═════ Data listing
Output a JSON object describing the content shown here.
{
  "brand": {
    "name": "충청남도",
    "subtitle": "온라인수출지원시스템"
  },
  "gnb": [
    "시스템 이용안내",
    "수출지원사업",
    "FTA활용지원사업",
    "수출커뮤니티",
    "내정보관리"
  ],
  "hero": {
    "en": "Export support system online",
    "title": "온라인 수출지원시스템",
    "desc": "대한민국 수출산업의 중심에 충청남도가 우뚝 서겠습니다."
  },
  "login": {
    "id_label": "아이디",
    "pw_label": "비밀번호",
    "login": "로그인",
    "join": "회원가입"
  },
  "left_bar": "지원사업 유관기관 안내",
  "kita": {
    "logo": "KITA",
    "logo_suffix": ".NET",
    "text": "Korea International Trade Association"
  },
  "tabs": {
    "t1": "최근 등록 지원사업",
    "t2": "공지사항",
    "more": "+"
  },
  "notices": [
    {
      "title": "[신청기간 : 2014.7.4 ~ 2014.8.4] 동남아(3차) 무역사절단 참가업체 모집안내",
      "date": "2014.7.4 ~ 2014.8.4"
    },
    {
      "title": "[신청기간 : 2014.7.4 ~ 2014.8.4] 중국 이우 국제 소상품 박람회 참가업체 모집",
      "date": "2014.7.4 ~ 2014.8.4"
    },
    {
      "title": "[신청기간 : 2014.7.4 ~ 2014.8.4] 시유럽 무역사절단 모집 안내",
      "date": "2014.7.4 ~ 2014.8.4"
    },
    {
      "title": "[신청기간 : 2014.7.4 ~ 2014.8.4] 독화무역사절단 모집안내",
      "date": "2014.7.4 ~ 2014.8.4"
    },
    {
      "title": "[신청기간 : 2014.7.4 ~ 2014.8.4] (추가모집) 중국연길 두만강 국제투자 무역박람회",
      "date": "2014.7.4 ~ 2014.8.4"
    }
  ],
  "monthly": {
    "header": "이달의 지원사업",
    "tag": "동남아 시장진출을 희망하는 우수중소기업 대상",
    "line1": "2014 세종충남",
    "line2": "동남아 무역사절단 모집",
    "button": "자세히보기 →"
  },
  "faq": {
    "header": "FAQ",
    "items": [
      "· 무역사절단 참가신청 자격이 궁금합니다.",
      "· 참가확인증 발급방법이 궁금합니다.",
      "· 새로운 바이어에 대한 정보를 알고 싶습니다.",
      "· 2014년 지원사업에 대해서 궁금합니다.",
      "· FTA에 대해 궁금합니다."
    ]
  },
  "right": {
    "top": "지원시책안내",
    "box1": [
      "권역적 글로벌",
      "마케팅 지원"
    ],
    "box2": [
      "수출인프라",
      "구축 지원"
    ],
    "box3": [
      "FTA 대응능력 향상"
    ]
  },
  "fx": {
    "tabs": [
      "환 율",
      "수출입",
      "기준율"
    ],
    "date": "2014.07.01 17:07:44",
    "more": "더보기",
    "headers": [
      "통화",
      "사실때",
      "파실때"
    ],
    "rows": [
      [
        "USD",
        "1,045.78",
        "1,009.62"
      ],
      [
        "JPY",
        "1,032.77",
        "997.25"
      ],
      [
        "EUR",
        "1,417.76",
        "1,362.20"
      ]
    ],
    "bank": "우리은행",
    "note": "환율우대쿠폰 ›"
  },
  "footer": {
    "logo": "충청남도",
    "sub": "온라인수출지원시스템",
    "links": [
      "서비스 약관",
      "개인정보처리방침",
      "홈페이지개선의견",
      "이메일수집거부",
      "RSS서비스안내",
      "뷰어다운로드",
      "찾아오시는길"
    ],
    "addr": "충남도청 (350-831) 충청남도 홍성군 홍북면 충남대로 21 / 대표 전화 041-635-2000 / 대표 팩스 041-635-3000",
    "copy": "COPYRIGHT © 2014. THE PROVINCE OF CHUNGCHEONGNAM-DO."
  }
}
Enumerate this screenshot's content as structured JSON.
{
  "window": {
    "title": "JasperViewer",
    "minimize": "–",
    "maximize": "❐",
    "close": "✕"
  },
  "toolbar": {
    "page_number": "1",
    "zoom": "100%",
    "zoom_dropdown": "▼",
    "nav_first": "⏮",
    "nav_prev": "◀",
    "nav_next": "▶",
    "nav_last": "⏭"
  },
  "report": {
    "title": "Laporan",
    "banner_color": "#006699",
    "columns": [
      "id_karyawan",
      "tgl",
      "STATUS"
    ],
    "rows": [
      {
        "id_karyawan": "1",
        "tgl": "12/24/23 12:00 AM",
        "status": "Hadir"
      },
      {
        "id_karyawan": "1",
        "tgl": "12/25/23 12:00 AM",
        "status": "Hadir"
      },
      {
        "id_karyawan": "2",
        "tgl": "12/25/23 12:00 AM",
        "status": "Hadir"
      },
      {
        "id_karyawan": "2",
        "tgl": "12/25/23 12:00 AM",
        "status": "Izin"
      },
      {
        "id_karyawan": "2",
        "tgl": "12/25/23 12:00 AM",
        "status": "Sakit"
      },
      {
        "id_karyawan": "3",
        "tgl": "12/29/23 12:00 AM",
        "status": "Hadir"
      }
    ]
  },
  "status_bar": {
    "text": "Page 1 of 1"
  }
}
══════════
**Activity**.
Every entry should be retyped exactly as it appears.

**Response box**.
Output a JSON object describing the content shown here.
{
  "brand": {
    "name": "충청남도",
    "subtitle": "온라인수출지원시스템"
  },
  "gnb": [
    "시스템 이용안내",
    "수출지원사업",
    "FTA활용지원사업",
    "수출커뮤니티",
    "내정보관리"
  ],
  "hero": {
    "en": "Export support system online",
    "title": "온라인 수출지원시스템",
    "desc": "대한민국 수출산업의 중심에 충청남도가 우뚝 서겠습니다."
  },
  "login": {
    "id_label": "아이디",
    "pw_label": "비밀번호",
    "login": "로그인",
    "join": "회원가입"
  },
  "left_bar": "지원사업 유관기관 안내",
  "kita": {
    "logo": "KITA",
    "logo_suffix": ".NET",
    "text": "Korea International Trade Association"
  },
  "tabs": {
    "t1": "최근 등록 지원사업",
    "t2": "공지사항",
    "more": "+"
  },
  "notices": [
    {
      "title": "[신청기간 : 2014.7.4 ~ 2014.8.4] 동남아(3차) 무역사절단 참가업체 모집안내",
      "date": "2014.7.4 ~ 2014.8.4"
    },
    {
      "title": "[신청기간 : 2014.7.4 ~ 2014.8.4] 중국 이우 국제 소상품 박람회 참가업체 모집",
      "date": "2014.7.4 ~ 2014.8.4"
    },
    {
      "title": "[신청기간 : 2014.7.4 ~ 2014.8.4] 시유럽 무역사절단 모집 안내",
      "date": "2014.7.4 ~ 2014.8.4"
    },
    {
      "title": "[신청기간 : 2014.7.4 ~ 2014.8.4] 독화무역사절단 모집안내",
      "date": "2014.7.4 ~ 2014.8.4"
    },
    {
      "title": "[신청기간 : 2014.7.4 ~ 2014.8.4] (추가모집) 중국연길 두만강 국제투자 무역박람회",
      "date": "2014.7.4 ~ 2014.8.4"
    }
  ],
  "monthly": {
    "header": "이달의 지원사업",
    "tag": "동남아 시장진출을 희망하는 우수중소기업 대상",
    "line1": "2014 세종충남",
    "line2": "동남아 무역사절단 모집",
    "button": "자세히보기 →"
  },
  "faq": {
    "header": "FAQ",
    "items": [
      "· 무역사절단 참가신청 자격이 궁금합니다.",
      "· 참가확인증 발급방법이 궁금합니다.",
      "· 새로운 바이어에 대한 정보를 알고 싶습니다.",
      "· 2014년 지원사업에 대해서 궁금합니다.",
      "· FTA에 대해 궁금합니다."
    ]
  },
  "right": {
    "top": "지원시책안내",
    "box1": [
      "권역적 글로벌",
      "마케팅 지원"
    ],
    "box2": [
      "수출인프라",
      "구축 지원"
    ],
    "box3": [
      "FTA 대응능력 향상"
    ]
  },
  "fx": {
    "tabs": [
      "환 율",
      "수출입",
      "기준율"
    ],
    "date": "2014.07.01 17:07:44",
    "more": "더보기",
    "headers": [
      "통화",
      "사실때",
      "파실때"
    ],
    "rows": [
      [
        "USD",
        "1,045.78",
        "1,009.62"
      ],
      [
        "JPY",
        "1,032.77",
        "997.25"
      ],
      [
        "EUR",
        "1,417.76",
        "1,362.20"
      ]
    ],
    "bank": "우리은행",
    "note": "환율우대쿠폰 ›"
  },
  "footer": {
    "logo": "충청남도",
    "sub": "온라인수출지원시스템",
    "links": [
      "서비스 약관",
      "개인정보처리방침",
      "홈페이지개선의견",
      "이메일수집거부",
      "RSS서비스안내",
      "뷰어다운로드",
      "찾아오시는길"
    ],
    "addr": "충남도청 (350-831) 충청남도 홍성군 홍북면 충남대로 21 / 대표 전화 041-635-2000 / 대표 팩스 041-635-3000",
    "copy": "COPYRIGHT © 2014. THE PROVINCE OF CHUNGCHEONGNAM-DO."
  }
}
Enumerate this screenshot's content as structured JSON.
{
  "window": {
    "title": "JasperViewer",
    "minimize": "–",
    "maximize": "❐",
    "close": "✕"
  },
  "toolbar": {
    "page_number": "1",
    "zoom": "100%",
    "zoom_dropdown": "▼",
    "nav_first": "⏮",
    "nav_prev": "◀",
    "nav_next": "▶",
    "nav_last": "⏭"
  },
  "report": {
    "title": "Laporan",
    "banner_color": "#006699",
    "columns": [
      "id_karyawan",
      "tgl",
      "STATUS"
    ],
    "rows": [
      {
        "id_karyawan": "1",
        "tgl": "12/24/23 12:00 AM",
        "status": "Hadir"
      },
      {
        "id_karyawan": "1",
        "tgl": "12/25/23 12:00 AM",
        "status": "Hadir"
      },
      {
        "id_karyawan": "2",
        "tgl": "12/25/23 12:00 AM",
        "status": "Hadir"
      },
      {
        "id_karyawan": "2",
        "tgl": "12/25/23 12:00 AM",
        "status": "Izin"
      },
      {
        "id_karyawan": "2",
        "tgl": "12/25/23 12:00 AM",
        "status": "Sakit"
      },
      {
        "id_karyawan": "3",
        "tgl": "12/29/23 12:00 AM",
        "status": "Hadir"
      }
    ]
  },
  "status_bar": {
    "text": "Page 1 of 1"
  }
}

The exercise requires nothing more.